Divers love Mexico for its white-sand beaches, crystal blue waters, colorful culture, plethora of marine life, and stunning cenotes. What some divers don’t know, is that these waters are also full of phenomenal wrecks. Here’s a look at some of Mexico’s best wrecks and the story behind them.
Puerto Morelos: C-56 Cadete Juan Escutia
As a diver, the former president of Mexico, Ernesto Zedillo, decided to create an artificial reef of old warships in the waters of Puerto Morelos. This former minesweeper sank in 2000 and named after Juan Escutia, one of the Ninos Heroes (boy soldiers) who died defending Mexico City in 1847.
In his honor, the C-56 Cadete Juan Escutia sits in 100ft (30m) of water and can feature strong currents, making it best for advanced divers. Marine life includes stingrays, moray eels, and barracudas. During the winter months, passing eagle rays are also common.
Veracruz: Buque Comodoro Manuel Azueta
In November 2018, this former military ship was sunk off the coast of Veracruz, making it one of Mexico’s newest wrecks. Located near an officer training academy, it also serves as a practice area for Mexico’s Navy divers.
The 330ft (100m) long wreck has a depth of 80ft (24m) and is a great spot for recreational divers. The light current attracts schools of fish including amberjacks, sardines, arrow crabs, and barracuda. And while the wreck is still in its early stages, coral and sponges are already beginning to show signs of a healthy reef system.
Cozumel: C-53 Felipe Xicotencatl
In its former life, the C-53 patrolled the waters for illegal arms and drugs and assisted in rescue missions in the waters of the Gulf of Mexico and the Mexican Caribbean. In 2000, after 55 years of service, the decommissioned ship was donated just offshore from Chankanaab Park.
The 154ft (46m) long structure stands 40ft (12m) high in 82ft (24m) of water. After almost 20 years, it has grown into an abundant reef covered in sponges and coral. A variety of marine life includes moray eels, starfish, grouper, and schools of shimmering glassy sweepers.
Veracruz: Las Carcachas
In the early 1900s, this mysterious ferry sank in 168ft (51m) of water. The name and cause of the wreck are still unknown, but popular sites on the wreck include an old car, car debris, wheels, bottles, and ceramic.
Measuring 100ft (30m) long at 168ft (51m), the conditions on the wreck are tricky, so penetration is prohibited. Recommended strictly for tec divers, the exterior of the wreck teems with giant grouper, lobster, lionfish, black coral, and schools of amberjack.
Veracruz: C-50 Vicente Riva Palacio
This decommissioned Naval vessel served in WWII and is located off Isla Verde and the Anegada Reef. In the early 2000s, it sank as an artificial reef and a place to conduct research surveys.
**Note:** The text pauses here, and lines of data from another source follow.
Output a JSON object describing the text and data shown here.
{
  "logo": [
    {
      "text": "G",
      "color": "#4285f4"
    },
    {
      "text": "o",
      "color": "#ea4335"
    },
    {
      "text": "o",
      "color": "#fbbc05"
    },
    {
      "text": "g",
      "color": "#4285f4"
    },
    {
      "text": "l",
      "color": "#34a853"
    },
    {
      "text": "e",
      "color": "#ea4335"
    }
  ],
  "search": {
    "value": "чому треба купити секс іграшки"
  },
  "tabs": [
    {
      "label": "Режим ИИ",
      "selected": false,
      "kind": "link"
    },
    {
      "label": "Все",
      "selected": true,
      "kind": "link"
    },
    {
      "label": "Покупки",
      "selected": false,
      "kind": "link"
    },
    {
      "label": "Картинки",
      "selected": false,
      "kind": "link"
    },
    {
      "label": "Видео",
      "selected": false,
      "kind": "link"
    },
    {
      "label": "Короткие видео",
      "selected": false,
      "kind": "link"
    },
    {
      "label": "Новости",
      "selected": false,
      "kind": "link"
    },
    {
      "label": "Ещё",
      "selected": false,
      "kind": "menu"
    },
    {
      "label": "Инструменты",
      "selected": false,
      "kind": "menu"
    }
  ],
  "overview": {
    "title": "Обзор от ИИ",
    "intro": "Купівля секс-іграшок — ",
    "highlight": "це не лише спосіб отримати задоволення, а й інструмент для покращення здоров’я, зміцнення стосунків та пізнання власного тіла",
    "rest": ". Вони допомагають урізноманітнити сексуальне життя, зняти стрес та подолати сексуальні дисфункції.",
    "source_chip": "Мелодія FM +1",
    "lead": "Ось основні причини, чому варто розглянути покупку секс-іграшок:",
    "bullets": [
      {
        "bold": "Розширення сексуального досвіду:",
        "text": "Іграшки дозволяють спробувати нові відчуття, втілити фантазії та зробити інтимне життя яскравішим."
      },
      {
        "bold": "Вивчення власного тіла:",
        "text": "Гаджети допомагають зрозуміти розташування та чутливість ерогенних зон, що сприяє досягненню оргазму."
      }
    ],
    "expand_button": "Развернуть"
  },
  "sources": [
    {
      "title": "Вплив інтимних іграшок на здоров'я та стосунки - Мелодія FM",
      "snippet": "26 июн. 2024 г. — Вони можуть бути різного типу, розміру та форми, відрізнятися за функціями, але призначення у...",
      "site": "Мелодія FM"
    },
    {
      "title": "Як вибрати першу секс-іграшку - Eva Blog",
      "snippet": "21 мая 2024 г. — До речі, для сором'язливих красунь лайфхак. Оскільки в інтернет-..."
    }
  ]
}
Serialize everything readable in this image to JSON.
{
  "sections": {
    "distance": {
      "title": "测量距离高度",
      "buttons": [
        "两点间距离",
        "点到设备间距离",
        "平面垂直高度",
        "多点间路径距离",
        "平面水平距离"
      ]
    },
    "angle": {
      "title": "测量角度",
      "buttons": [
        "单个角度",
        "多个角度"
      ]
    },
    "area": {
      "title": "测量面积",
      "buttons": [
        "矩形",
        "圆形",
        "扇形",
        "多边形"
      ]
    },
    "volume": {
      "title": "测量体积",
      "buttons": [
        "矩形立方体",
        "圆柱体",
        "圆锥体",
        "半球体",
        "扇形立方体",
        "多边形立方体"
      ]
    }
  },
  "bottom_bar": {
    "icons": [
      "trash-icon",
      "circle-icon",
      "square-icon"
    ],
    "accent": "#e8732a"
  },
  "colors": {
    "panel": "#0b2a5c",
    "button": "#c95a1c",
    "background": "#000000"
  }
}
Today, the 180ft (55m) long wreck sits upright in 90ft (27m) of water and is the home to a variety of game fish and marine life such as the Longnose Batfish – a common attraction. The wreck also has colonies of corals and sponges, making it one of the main attractions of Veracruz Reef National Park.
Fun fact! The C-50, C-53, and C- 56 wrecks were all donated by the Navy under the administration of President Ernesto Zedillo.
Interested in learning more about wreck diving? Learn the safety protocols, surveying and mapping tactics, lines and reels, and kicking techniques with the PADI Wreck Diver Specialty Course. Learn more about diving in Mexico on PADI Travel and find a PADI dive shop in Mexico here.